Except there’s a problem. Because none of this will happen overnight.
“If you look aircraft production plants perhaps 50 years ago, the facilities look remarkably the same as they do today,” says Jens Graffs, vice president of assembly and installation at Airbus. “Manual labour dominates the production line and workers need to be highly skilled.”
For Airbus or any aerospace engineering firm to start moving towards more use of software automation, machine-to-machine communication controls, internet of things devices and sensors, data analytics and flexible IT consumption – all the attractive elements offered by cloud – there is a journey to be undertaken first.
“It is important to understand that a fully automated production line is not possible due to current build concepts,” says Mr Graffs. “Also let’s consider cycle time, an aircraft’s life cycle is 30 years. So if we are going to start bringing in new cloud-based automation intelligence then we will need to be able to sustain the availability of that technology tool over the complete life of the aircraft.”

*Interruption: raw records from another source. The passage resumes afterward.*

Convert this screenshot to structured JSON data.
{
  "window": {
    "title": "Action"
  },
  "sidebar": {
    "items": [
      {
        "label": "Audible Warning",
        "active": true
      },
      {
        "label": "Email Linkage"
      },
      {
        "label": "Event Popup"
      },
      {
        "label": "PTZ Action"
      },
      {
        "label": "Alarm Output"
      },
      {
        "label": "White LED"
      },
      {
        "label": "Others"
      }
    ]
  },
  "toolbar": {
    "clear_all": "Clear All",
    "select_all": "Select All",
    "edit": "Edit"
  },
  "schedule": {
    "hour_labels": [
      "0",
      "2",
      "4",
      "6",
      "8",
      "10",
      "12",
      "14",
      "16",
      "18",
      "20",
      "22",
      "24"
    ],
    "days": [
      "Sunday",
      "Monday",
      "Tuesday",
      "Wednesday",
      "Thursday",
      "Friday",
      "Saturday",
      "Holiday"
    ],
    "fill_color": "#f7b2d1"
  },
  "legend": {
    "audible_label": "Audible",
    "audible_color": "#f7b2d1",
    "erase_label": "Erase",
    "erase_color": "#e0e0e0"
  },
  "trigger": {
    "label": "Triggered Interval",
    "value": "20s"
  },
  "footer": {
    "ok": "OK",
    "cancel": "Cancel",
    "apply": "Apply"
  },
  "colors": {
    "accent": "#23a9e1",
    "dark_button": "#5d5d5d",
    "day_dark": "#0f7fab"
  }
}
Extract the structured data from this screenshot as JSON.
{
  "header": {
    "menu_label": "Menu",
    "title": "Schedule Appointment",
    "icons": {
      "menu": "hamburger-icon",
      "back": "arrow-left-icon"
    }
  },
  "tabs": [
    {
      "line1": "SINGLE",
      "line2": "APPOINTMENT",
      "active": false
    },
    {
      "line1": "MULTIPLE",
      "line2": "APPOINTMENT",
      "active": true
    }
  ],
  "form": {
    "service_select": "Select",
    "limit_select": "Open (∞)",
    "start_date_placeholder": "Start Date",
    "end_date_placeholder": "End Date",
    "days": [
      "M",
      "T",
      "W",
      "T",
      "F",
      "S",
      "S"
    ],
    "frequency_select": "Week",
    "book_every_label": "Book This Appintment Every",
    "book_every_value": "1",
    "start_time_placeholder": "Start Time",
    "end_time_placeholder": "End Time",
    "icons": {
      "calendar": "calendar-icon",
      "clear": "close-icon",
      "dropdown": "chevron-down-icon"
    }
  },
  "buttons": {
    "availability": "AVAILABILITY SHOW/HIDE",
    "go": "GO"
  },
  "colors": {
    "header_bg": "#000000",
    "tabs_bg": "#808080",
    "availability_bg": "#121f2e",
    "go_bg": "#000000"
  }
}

For all a modern aircraft’s intricate avionics and on-board computer systems, suddenly you start to realise how labour-intensive the physical creation of an aircraft still is. Airbus uses massive purpose-built jigs that cradle and hold the fuselage as it is slowly built, but real human beings tighten the nuts and bolts, albeit with electrically powered tools and calibration monitors.
“Our challenges in the future are that we will need extremely high customisation capabilities and the ability to work with a complete global supply chain. We need to start to be able to design for automation and work to implement controls focused on both cyber and product security,” says Mr Graffs.
If Airbus were to stop selling aircraft today then it will take the company ten years to finish production lines and deliver on its open order book. So could the firm down tools for a period and spend some time implementing a new cloud platform? That obviously wouldn’t be prudent by any management strategist’s yardstick.
Manual labour dominates the production line and workers need to be highly skilled
Airbus has a solution for implementing cloud and creating the digital factory of the future, and it comes in three phases. Initially the company has segmented out three core work domains – enterprise resource planning, manufacturing and engineering, and the physical workshop floor itself.
In a traditional business – Airbus’s starting point – a company puts one of these work domains above the other in a vertical model. On the journey to cloud, the firm then attempts to put these domains on a horizontal plane (no pun intended) to create a more level operational surface. Finally, when cloud actually happens, the firm will achieve a more cyclical, full-integration approach.
At this point the company can introduce additional domains, including cloud-based software, to provide functionality such as product life cycle management. This is also when the firm can create digital twin virtual copies of all equipment to stress test and provide predictive maintenance functions, all from cloud-based software services.
Cloud computing is typified by its ubiquity and its flexibility, but as much as you start to regard it as a business utility in the same sense as electricity or water, you cannot simply just switch it on and expect some kind of turbo charge to happen.
Cloud computing will take off for aerospace and hit new heights, but expect some delays and a holding pattern. Sorry, couldn’t resist.